You bright and risen angels: a cartoon

Front Cover
Penguin, 1988 - Fiction - 635 pages
24 Reviews
Do you know someone who makes you want to shout with joy, turn a flip or fly a kite? Someone who is so great, you even need new words to describe them? That's just how this little pig feels towards his friend who is as great as all of the best things in the world. Rebecca Doughty's playful language and jubilant illustrations add up to a boisterous celebration of love, one that will inspire readers to invent new superlatives for their own loved ones.

From inside the book

What people are saying - Write a review

User ratings

5 stars
8
4 stars
5
3 stars
6
2 stars
4
1 star
1

I enjoyed the digressions more than the story. - Goodreads
he's a very tough writer for me to understand. - Goodreads
But god, what prose. - Goodreads
... the contents of speech, for insight.) - Goodreads
Sometimes the prose was distractingly hyperbolic. - Goodreads

Review: You Bright and Risen Angels

User Review  - Joseph Kay - Goodreads

Jesus christ. I bought this book on a whim, because I liked the sound the authors name made in my head as I tried to work out how it was pronounced (Vohl-man? Vole-man?) and I liked the title and the ... Read full review

Review: You Bright and Risen Angels

User Review  - David Contreras - Goodreads

The world's a crazy place. And if it were a utopia, You Bright and Risen Angels would've been impossible to make, let alone conceive. So thank God there's at least ten different wars going on right ... Read full review

Related books

Contents

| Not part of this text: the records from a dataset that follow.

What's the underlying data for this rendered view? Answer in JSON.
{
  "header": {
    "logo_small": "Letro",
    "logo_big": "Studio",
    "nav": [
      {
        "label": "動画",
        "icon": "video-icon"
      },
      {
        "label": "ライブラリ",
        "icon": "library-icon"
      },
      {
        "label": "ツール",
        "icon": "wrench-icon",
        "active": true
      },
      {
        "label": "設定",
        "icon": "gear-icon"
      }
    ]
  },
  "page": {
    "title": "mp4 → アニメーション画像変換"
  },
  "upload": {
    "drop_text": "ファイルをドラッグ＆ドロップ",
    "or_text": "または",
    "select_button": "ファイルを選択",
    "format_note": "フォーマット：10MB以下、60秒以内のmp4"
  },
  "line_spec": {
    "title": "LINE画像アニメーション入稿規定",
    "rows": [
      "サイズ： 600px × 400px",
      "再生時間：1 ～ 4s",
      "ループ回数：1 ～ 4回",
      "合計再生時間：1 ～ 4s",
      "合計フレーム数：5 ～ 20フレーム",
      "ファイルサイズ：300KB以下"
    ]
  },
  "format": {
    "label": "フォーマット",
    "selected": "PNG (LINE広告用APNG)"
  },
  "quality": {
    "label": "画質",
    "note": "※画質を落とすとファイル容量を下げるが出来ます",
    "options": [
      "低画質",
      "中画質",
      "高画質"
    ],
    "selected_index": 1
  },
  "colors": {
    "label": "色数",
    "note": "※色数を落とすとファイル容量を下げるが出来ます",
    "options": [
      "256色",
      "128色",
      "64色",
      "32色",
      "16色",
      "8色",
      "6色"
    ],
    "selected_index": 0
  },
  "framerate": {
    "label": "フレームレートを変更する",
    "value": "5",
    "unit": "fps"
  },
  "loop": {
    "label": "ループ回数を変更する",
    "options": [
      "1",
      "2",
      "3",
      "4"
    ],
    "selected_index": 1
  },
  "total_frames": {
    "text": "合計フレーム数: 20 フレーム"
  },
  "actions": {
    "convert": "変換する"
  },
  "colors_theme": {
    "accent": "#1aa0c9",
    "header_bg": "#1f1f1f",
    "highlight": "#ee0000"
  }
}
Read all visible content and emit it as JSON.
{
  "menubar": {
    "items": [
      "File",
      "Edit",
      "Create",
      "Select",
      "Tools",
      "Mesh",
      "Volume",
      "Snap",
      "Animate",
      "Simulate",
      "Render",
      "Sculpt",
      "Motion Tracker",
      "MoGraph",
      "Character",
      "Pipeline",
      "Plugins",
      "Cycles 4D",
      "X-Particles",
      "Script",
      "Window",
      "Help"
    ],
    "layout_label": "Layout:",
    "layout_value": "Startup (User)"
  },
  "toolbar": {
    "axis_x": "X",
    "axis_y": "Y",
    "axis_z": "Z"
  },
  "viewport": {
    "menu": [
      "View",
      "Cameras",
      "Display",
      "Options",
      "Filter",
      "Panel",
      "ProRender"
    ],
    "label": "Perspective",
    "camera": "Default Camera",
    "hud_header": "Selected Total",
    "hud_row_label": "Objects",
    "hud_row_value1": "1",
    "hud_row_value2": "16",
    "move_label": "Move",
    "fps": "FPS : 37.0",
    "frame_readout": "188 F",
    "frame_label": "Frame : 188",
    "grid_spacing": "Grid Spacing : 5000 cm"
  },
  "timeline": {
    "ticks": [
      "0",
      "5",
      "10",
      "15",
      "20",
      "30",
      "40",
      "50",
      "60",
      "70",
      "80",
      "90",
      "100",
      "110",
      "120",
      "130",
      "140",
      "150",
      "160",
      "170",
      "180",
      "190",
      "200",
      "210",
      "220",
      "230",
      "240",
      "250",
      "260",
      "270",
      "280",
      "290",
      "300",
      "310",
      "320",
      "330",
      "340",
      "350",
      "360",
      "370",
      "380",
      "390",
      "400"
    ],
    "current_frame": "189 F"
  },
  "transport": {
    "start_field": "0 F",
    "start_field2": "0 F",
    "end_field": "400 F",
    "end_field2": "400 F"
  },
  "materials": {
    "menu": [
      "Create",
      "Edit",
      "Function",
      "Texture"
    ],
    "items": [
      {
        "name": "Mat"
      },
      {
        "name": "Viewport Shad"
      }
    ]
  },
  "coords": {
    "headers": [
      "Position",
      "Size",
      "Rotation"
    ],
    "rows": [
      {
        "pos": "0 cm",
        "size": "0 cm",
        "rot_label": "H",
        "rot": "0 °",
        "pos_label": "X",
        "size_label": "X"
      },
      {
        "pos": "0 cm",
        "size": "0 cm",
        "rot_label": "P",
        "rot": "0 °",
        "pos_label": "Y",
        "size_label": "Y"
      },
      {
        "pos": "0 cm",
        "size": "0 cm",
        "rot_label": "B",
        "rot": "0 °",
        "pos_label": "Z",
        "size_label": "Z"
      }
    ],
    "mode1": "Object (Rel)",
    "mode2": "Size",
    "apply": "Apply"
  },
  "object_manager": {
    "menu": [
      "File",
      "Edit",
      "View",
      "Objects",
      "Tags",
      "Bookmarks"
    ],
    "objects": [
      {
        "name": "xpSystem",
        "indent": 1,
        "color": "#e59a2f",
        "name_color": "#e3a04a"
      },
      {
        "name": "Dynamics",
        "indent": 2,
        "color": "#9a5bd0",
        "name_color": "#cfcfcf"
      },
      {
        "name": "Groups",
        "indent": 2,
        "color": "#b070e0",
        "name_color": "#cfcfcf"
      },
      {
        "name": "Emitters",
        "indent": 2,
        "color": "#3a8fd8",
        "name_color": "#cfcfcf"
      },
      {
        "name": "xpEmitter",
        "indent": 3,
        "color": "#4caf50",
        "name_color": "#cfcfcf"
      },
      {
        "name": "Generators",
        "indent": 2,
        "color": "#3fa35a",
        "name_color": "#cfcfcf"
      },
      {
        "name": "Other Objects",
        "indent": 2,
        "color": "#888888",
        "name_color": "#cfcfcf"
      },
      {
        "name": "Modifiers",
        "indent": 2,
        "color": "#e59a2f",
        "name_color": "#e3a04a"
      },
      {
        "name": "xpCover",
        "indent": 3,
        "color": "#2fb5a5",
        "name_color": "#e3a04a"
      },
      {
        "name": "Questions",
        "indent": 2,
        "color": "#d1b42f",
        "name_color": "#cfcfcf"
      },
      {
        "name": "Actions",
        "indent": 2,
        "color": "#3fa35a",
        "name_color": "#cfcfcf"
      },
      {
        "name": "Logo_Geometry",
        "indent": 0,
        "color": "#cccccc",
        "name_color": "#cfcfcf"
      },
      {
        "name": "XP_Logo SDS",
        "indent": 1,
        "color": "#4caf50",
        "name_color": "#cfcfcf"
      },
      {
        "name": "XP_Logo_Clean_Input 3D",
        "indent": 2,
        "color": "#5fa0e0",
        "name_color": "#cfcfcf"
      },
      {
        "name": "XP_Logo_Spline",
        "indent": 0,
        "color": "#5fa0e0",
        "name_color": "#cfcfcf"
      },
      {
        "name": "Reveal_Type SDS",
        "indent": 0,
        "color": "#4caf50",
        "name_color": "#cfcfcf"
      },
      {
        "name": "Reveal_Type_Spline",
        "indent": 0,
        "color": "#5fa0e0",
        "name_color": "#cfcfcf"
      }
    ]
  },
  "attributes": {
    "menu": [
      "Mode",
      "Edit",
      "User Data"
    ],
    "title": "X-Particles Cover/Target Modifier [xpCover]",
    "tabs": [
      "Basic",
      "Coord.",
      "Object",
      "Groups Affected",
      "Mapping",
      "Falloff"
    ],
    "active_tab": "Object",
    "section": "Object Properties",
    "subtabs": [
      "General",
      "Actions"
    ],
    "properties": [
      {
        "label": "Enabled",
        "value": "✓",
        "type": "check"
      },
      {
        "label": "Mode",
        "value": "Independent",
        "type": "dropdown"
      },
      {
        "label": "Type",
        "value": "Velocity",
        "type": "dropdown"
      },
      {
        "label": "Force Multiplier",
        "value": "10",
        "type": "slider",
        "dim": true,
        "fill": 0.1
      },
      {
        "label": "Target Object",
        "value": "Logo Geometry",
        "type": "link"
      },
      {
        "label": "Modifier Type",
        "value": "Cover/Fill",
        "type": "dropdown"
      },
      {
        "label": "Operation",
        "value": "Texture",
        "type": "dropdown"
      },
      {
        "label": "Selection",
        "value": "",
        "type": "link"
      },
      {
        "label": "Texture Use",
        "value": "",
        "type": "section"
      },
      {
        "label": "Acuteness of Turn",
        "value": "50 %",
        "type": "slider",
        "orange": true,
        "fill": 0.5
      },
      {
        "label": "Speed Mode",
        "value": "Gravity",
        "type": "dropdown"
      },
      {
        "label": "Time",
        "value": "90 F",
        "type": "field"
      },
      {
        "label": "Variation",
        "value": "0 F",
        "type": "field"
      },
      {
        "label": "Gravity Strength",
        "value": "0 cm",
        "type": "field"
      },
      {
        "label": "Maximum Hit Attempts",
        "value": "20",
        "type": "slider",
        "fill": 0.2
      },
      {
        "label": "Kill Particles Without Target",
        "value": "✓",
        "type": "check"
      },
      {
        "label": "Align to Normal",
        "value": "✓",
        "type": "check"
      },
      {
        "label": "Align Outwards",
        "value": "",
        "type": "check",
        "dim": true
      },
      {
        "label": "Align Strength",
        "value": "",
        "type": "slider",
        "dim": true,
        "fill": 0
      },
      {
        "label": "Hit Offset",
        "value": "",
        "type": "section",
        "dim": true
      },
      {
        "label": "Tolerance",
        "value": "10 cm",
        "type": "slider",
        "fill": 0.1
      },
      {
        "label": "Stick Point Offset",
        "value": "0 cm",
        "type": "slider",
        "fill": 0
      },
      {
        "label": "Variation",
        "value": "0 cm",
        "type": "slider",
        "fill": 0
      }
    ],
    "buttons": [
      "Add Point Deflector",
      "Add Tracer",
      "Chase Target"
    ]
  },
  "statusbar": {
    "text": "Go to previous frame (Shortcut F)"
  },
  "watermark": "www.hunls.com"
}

Synthetic Cognitions a PrioriIn the JungleStation
52
and Misconceptions 18781911The Switch is Thrown
133
The Little MatchSeller
9
Copyright

2 other sections not shown

Other editions - View all

Common terms and phrases

About the author (1988)

William T. Vollmann is the author of seven novels, three collections of stories, and a seven-volume critique of violence, "Rising Up and Rising Down". He is also the author of "Poor People", a worldwide examination of poverty through the eyes of the impoverished themselves; "Riding Toward Everywhere", an examination of the train-hopping hobo lifestyle; and Imperial, a panoramic look at one of the poorest areas in America. He has won the PEN Center USA West Award for Fiction, a Shiva Naipaul Memorial Prize and a Whiting Writers' Award. His journalism and fiction have been published in "The New Yorker", "Esquire", "Spin" and "Granta". Vollmann lives in Sacramento, California.

Bibliographic information